◆ Brief ◆
From the records below, pull each line that has "position".

◆ Source material ◆
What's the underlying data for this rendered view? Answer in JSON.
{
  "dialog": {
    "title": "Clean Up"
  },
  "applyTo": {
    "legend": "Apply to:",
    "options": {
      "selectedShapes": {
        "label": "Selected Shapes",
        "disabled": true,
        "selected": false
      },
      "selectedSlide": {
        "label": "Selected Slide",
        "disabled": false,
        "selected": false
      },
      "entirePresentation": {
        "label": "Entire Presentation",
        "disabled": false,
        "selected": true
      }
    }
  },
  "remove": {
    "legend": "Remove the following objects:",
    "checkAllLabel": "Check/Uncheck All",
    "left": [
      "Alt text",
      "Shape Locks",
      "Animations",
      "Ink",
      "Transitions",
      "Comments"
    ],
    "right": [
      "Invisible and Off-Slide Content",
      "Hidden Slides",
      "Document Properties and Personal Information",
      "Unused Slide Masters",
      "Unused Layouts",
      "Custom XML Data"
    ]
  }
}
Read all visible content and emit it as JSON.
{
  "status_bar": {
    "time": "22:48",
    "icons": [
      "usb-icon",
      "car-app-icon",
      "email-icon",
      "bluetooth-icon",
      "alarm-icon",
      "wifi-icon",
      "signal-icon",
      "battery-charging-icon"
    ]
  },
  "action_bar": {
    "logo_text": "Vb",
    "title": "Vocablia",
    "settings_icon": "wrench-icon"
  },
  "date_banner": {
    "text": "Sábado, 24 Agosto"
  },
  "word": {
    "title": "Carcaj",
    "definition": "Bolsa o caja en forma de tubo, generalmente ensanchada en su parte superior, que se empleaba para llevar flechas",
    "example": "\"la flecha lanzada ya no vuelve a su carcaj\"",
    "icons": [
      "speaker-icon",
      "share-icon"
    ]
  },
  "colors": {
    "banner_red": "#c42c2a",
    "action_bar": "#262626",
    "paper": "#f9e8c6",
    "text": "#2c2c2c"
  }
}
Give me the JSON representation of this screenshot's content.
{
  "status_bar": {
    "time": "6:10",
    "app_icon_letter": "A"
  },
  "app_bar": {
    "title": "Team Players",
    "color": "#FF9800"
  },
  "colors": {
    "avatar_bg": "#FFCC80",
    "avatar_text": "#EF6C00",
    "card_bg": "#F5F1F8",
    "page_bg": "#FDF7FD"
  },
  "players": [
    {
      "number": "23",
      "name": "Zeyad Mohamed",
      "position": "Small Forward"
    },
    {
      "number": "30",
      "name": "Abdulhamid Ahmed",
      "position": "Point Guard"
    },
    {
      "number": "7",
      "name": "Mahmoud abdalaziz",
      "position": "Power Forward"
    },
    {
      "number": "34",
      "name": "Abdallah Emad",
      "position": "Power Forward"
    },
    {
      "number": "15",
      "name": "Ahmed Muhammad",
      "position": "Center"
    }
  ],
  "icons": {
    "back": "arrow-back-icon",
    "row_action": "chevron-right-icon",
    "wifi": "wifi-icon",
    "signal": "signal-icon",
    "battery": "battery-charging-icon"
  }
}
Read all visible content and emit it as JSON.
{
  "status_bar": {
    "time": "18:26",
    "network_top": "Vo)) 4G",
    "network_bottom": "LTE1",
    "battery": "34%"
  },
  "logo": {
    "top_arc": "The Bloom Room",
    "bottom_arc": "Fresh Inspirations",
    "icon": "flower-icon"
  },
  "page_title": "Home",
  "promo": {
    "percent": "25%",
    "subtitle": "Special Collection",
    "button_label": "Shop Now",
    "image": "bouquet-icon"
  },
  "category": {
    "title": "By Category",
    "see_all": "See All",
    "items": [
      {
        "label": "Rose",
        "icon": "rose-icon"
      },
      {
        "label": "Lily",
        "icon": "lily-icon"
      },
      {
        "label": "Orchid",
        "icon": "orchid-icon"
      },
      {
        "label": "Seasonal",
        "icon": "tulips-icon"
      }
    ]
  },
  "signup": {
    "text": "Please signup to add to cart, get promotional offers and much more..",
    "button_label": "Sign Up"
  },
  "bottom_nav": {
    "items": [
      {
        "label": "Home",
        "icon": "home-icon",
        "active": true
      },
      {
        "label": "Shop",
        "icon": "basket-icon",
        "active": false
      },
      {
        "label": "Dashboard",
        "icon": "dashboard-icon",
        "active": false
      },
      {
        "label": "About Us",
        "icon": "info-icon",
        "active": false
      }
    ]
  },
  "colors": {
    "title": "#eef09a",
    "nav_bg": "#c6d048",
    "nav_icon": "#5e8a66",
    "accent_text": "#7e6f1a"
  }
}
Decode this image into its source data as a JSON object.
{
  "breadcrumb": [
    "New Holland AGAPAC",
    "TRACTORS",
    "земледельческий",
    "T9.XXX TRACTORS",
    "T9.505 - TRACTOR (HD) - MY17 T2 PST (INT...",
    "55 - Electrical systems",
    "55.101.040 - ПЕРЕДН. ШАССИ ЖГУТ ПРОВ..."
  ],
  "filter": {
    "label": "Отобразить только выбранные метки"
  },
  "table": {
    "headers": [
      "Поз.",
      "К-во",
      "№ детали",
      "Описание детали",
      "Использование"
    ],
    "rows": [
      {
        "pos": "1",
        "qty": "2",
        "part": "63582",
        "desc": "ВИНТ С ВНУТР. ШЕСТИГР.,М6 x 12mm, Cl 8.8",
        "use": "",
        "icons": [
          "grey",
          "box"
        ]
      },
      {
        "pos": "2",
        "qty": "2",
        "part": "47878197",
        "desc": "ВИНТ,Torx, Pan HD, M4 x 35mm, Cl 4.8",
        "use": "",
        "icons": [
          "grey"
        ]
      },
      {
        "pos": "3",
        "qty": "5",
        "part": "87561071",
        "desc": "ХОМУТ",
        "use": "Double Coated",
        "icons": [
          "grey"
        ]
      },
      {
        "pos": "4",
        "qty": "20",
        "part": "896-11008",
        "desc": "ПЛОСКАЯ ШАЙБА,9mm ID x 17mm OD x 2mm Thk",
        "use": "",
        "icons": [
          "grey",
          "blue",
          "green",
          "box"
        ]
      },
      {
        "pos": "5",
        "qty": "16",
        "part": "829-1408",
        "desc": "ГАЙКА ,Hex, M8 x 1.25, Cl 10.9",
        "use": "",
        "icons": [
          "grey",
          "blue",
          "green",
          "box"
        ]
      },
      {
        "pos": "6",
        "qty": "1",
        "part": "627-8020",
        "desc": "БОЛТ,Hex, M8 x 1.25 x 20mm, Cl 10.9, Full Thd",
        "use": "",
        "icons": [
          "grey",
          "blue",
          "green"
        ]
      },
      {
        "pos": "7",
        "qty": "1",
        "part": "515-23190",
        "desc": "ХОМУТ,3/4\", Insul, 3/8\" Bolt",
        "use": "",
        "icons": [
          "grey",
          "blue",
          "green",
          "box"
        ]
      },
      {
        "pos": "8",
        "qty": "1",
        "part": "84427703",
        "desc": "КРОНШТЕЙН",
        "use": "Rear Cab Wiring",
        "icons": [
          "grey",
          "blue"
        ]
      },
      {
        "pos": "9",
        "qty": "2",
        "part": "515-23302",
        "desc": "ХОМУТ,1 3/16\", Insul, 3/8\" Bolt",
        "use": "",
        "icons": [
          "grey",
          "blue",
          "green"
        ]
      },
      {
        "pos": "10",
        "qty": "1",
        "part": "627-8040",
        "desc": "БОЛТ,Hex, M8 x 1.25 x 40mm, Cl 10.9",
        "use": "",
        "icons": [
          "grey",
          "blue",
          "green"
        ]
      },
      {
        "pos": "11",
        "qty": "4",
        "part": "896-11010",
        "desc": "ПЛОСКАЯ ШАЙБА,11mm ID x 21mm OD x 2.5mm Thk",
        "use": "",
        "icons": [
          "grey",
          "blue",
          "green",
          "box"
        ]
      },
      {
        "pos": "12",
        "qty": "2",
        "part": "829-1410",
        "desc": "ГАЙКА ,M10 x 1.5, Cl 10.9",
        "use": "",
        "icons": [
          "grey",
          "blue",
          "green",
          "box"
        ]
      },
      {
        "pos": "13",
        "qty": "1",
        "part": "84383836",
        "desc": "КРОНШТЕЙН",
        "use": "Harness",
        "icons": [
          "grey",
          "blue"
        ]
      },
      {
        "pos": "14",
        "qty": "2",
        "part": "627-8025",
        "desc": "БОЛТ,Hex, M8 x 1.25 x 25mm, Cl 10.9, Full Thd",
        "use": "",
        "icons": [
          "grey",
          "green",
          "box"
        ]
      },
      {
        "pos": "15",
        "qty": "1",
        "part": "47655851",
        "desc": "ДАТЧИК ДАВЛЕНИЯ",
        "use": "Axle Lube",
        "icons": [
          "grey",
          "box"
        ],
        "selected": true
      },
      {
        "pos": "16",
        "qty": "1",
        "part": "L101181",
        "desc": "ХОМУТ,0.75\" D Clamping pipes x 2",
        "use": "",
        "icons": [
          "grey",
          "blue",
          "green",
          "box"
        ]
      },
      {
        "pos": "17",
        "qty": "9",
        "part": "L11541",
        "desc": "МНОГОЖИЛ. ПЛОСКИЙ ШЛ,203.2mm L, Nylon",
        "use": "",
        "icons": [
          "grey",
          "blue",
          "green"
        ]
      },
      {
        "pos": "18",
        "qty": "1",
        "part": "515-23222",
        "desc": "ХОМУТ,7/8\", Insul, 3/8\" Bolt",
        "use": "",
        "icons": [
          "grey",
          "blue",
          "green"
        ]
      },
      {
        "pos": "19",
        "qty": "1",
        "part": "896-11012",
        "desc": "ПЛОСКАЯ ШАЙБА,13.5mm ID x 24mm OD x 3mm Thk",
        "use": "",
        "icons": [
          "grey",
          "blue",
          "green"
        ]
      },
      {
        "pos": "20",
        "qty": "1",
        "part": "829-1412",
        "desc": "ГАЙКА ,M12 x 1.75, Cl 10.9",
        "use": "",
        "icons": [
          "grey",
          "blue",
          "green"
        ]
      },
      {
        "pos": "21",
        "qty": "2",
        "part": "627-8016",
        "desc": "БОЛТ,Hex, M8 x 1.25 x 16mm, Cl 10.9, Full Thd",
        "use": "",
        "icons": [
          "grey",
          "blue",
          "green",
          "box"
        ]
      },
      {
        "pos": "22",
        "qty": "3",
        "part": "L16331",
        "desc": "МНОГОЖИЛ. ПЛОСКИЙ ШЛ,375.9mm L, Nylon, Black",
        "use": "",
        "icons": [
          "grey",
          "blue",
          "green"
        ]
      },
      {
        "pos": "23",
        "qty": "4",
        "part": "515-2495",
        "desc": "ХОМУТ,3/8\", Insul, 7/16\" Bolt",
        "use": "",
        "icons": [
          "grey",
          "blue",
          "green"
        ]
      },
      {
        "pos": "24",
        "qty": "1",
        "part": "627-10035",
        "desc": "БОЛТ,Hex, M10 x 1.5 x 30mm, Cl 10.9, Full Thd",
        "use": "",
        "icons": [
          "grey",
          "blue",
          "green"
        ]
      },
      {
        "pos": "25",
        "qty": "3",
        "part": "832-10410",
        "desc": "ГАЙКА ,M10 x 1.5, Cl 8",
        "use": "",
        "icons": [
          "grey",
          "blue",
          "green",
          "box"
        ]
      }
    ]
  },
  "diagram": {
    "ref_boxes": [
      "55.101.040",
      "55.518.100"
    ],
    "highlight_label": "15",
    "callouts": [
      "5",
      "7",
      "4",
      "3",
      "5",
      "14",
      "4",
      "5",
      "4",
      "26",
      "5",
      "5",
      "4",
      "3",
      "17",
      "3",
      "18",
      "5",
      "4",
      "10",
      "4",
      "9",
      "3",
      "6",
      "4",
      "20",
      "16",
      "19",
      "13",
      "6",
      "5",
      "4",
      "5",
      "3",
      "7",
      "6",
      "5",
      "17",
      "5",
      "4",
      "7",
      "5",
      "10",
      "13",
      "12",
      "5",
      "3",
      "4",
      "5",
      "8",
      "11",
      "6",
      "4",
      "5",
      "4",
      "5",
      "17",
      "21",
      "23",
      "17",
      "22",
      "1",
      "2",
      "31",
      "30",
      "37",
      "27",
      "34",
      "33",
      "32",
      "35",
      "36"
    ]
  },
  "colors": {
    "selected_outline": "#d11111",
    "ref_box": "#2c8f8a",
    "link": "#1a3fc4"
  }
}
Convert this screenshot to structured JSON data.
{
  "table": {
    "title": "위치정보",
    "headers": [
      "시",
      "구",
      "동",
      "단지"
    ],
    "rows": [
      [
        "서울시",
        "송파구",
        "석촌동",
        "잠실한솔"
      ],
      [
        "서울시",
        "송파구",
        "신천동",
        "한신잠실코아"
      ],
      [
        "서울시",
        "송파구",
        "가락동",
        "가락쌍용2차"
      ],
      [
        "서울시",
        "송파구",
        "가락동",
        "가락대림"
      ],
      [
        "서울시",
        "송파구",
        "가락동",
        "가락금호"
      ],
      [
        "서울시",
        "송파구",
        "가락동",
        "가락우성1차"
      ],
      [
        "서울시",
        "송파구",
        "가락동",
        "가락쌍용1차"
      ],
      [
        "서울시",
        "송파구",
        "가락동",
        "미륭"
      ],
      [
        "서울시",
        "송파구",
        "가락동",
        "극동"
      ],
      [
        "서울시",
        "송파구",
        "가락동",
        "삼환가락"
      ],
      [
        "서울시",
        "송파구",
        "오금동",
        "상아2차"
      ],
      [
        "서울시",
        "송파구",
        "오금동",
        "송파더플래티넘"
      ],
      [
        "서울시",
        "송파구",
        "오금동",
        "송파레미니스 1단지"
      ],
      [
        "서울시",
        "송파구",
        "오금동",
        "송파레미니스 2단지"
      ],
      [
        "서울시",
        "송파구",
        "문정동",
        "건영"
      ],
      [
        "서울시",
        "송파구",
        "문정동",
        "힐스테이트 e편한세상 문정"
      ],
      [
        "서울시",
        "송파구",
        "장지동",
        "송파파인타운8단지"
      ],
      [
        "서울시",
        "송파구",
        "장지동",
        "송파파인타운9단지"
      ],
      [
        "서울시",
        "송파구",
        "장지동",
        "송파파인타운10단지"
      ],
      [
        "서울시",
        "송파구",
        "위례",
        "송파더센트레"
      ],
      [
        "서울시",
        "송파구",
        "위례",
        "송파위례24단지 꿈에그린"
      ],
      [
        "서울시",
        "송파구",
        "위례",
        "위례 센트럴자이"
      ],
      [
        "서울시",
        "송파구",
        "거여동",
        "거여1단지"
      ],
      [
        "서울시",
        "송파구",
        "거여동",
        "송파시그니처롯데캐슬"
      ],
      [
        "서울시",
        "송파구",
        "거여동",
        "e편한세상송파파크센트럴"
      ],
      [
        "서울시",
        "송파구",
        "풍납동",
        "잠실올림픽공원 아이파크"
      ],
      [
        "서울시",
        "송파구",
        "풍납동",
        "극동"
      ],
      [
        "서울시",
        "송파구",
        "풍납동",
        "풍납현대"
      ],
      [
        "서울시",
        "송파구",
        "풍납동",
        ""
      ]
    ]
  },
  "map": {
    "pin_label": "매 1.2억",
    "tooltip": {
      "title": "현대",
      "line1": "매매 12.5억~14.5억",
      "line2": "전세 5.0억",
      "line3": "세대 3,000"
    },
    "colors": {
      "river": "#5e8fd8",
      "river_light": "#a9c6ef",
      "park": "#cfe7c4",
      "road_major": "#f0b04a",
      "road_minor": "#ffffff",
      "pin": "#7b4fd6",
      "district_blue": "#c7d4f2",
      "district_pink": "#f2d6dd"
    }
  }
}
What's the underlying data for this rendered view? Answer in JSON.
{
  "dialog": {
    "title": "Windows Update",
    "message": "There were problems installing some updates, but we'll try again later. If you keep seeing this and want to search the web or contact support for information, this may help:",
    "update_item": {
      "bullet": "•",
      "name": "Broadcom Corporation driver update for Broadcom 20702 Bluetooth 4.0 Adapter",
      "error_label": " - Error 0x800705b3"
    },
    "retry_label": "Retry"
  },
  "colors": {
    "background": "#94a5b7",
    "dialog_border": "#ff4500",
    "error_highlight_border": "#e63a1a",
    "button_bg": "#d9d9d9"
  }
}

◆ Answer section ◆
      "position": "Small Forward"
      "position": "Point Guard"
      "position": "Power Forward"
      "position": "Power Forward"
      "position": "Center"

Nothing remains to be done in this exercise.